What to produce → Please restate the records that follow exactly, skipping their images.

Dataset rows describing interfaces

*** Block opens ***

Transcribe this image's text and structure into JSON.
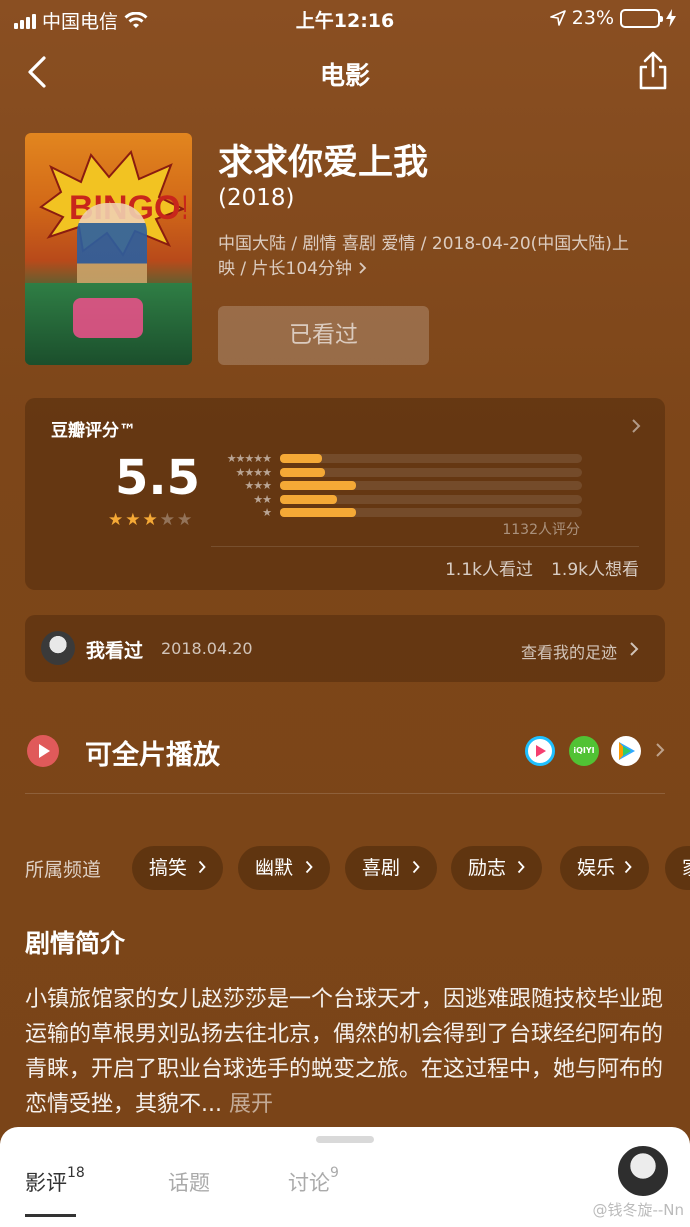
{
  "status_bar": {
    "carrier": "中国电信",
    "time": "上午12:16",
    "battery": "23%",
    "battery_level": 0.23
  },
  "nav": {
    "title": "电影"
  },
  "movie": {
    "title": "求求你爱上我",
    "year": "(2018)",
    "meta_line1": "中国大陆 / 剧情 喜剧 爱情 / 2018-04-20(中国大陆)上",
    "meta_line2": "映 / 片长104分钟",
    "status_button": "已看过"
  },
  "rating": {
    "label": "豆瓣评分™",
    "score": "5.5",
    "stars_filled": 3,
    "stars_total": 5,
    "distribution": [
      {
        "stars": "★★★★★",
        "fraction": 0.14
      },
      {
        "stars": "★★★★",
        "fraction": 0.15
      },
      {
        "stars": "★★★",
        "fraction": 0.25
      },
      {
        "stars": "★★",
        "fraction": 0.19
      },
      {
        "stars": "★",
        "fraction": 0.25
      }
    ],
    "count": "1132人评分",
    "seen": "1.1k人看过",
    "want": "1.9k人想看"
  },
  "my_mark": {
    "label": "我看过",
    "date": "2018.04.20",
    "link": "查看我的足迹"
  },
  "play": {
    "label": "可全片播放",
    "platform_2_text": "iQIYI"
  },
  "channels": {
    "label": "所属频道",
    "items": [
      "搞笑",
      "幽默",
      "喜剧",
      "励志",
      "娱乐",
      "家"
    ]
  },
  "synopsis": {
    "title": "剧情简介",
    "text": "小镇旅馆家的女儿赵莎莎是一个台球天才，因逃难跟随技校毕业跑运输的草根男刘弘扬去往北京，偶然的机会得到了台球经纪阿布的青睐，开启了职业台球选手的蜕变之旅。在这过程中，她与阿布的恋情受挫，其貌不...",
    "more": " 展开"
  },
  "bottom_tabs": [
    {
      "label": "影评",
      "count": "18"
    },
    {
      "label": "话题",
      "count": ""
    },
    {
      "label": "讨论",
      "count": "9"
    }
  ],
  "watermark": "@钱冬旋--Nn",
  "colors": {
    "accent": "#f5a936",
    "background": "#7d4619",
    "play": "#e05a5a"
  }
}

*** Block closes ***

Problem solution →
Transcribe this image's text and structure into JSON.
{
  "status_bar": {
    "carrier": "中国电信",
    "time": "上午12:16",
    "battery": "23%",
    "battery_level": 0.23
  },
  "nav": {
    "title": "电影"
  },
  "movie": {
    "title": "求求你爱上我",
    "year": "(2018)",
    "meta_line1": "中国大陆 / 剧情 喜剧 爱情 / 2018-04-20(中国大陆)上",
    "meta_line2": "映 / 片长104分钟",
    "status_button": "已看过"
  },
  "rating": {
    "label": "豆瓣评分™",
    "score": "5.5",
    "stars_filled": 3,
    "stars_total": 5,
    "distribution": [
      {
        "stars": "★★★★★",
        "fraction": 0.14
      },
      {
        "stars": "★★★★",
        "fraction": 0.15
      },
      {
        "stars": "★★★",
        "fraction": 0.25
      },
      {
        "stars": "★★",
        "fraction": 0.19
      },
      {
        "stars": "★",
        "fraction": 0.25
      }
    ],
    "count": "1132人评分",
    "seen": "1.1k人看过",
    "want": "1.9k人想看"
  },
  "my_mark": {
    "label": "我看过",
    "date": "2018.04.20",
    "link": "查看我的足迹"
  },
  "play": {
    "label": "可全片播放",
    "platform_2_text": "iQIYI"
  },
  "channels": {
    "label": "所属频道",
    "items": [
      "搞笑",
      "幽默",
      "喜剧",
      "励志",
      "娱乐",
      "家"
    ]
  },
  "synopsis": {
    "title": "剧情简介",
    "text": "小镇旅馆家的女儿赵莎莎是一个台球天才，因逃难跟随技校毕业跑运输的草根男刘弘扬去往北京，偶然的机会得到了台球经纪阿布的青睐，开启了职业台球选手的蜕变之旅。在这过程中，她与阿布的恋情受挫，其貌不...",
    "more": " 展开"
  },
  "bottom_tabs": [
    {
      "label": "影评",
      "count": "18"
    },
    {
      "label": "话题",
      "count": ""
    },
    {
      "label": "讨论",
      "count": "9"
    }
  ],
  "watermark": "@钱冬旋--Nn",
  "colors": {
    "accent": "#f5a936",
    "background": "#7d4619",
    "play": "#e05a5a"
  }
}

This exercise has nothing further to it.